Theologically then, when we think about the source of blessings, we acknowledge that the goodness which is being highlighted is not about the individual, but the One who gives us life. We are not boasting of the status of the recipient of the blessing. We are acknowledging that it is not just luck or chance that has provided this good thing. And it is also a not just a result of their work or faith. It is about relationship with our Creator.

Likewise, blessings are things which shouldn’t be quantified. They are attributes of a relationship which at best are appreciated for just what they are, a declaration of relationship, of belonging.

But the temptation is to count our blessings. Or to count the blessings of others. And in keeping track, we lose sight of the power of this relationship between the Giver and the one receiving the blessing. And we assume that the more #blessings, the better.

Abundance - Having Enough

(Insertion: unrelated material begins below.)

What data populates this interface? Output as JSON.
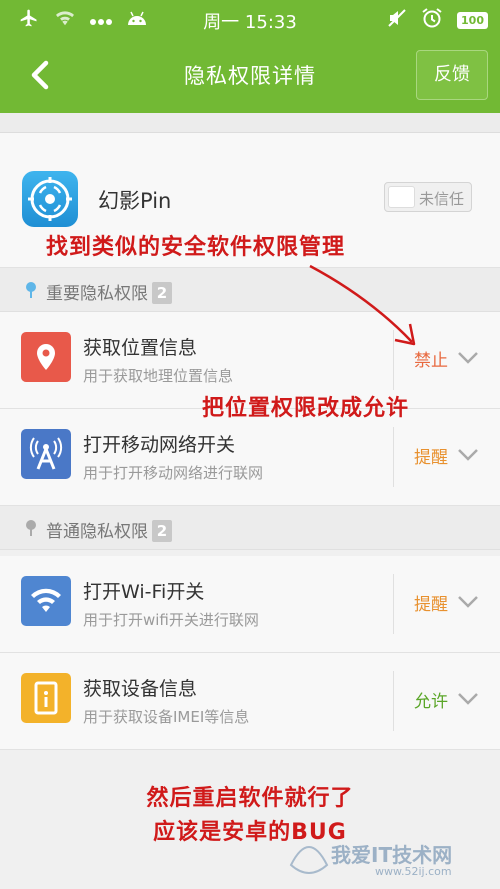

What if we thought of #blessing from the perspective of abundance? Instead of #blessings being a limited commodity that is shared, as one would divide a pie, what if there were enough #blessings for everyone? What if #blessing is not about keeping track of good gifts, but about receiving what we need? Unlike a pie with a limited number of pieces, there can be enough #blessing for everyone.

The challenge is that we live in a data driven culture where we keep track of more numbers than our minds can track. For instance, I can report to you that the four zucchini, three cucumbers, many cherry tomatoes and jalapeno peppers which we harvested this year make us look like seasoned gardeners compared to our meager harvest last year. And yet, I would not use the #blessing in describing our 2021 garden because I know, compared to others, our harvest is sparse. We have barely enough to provide for our needs for fresh vegetables for the month of August. And we struggle with the feeling that perhaps we did not do enough and therefore, are not worthy of declaring #blessing. Because in terms of quantity, there is definitely a very limited supply.

However, from the perspective of abundance, #blessing is not about the size of the crop, but the recognition that God works through all of creation to provide us with flavors that delight and nutrients that nourish. Our cherry tomatoes are sweeter than candy. The jalapenos are perfectly “just right” for my mild tongue. The zucchini made great zoodles and was perfect in our favorite lemon blueberry zucchini cake. From the vantage point of delight maybe our harvest does deserve #blessing.

Let us not count the numbers or use data to determine our worthiness to receive the blessings of the harvest. May we see how it is that God is at work in our lives and claim this reality in life around us. Look around and see the abundance of #blessings which surround you. And may you be a #blessing wherever life takes you in these days. We don’t have to boast. But, it is important to acknowledge God’s presence in our lives every day because there is room for everyone at God’s harvest table. And indeed, God is the source from whom all #blessings flow!

About the Author

Rev. Beth Long-Higgins, Executive Director of The Ruth Frost Parker Center for Abundant Aging

Rev. Beth Long-Higgins is the Executive Director of the Ruth Frost Parker Center for Abundant Aging. She is an ordained minister in the United Church of Christ, musician, fiber artist, and mother of two adult children.

View all articles by Rev. Beth Long-Higgins, Executive Director of The Ruth Frost Parker Center for Abundant Aging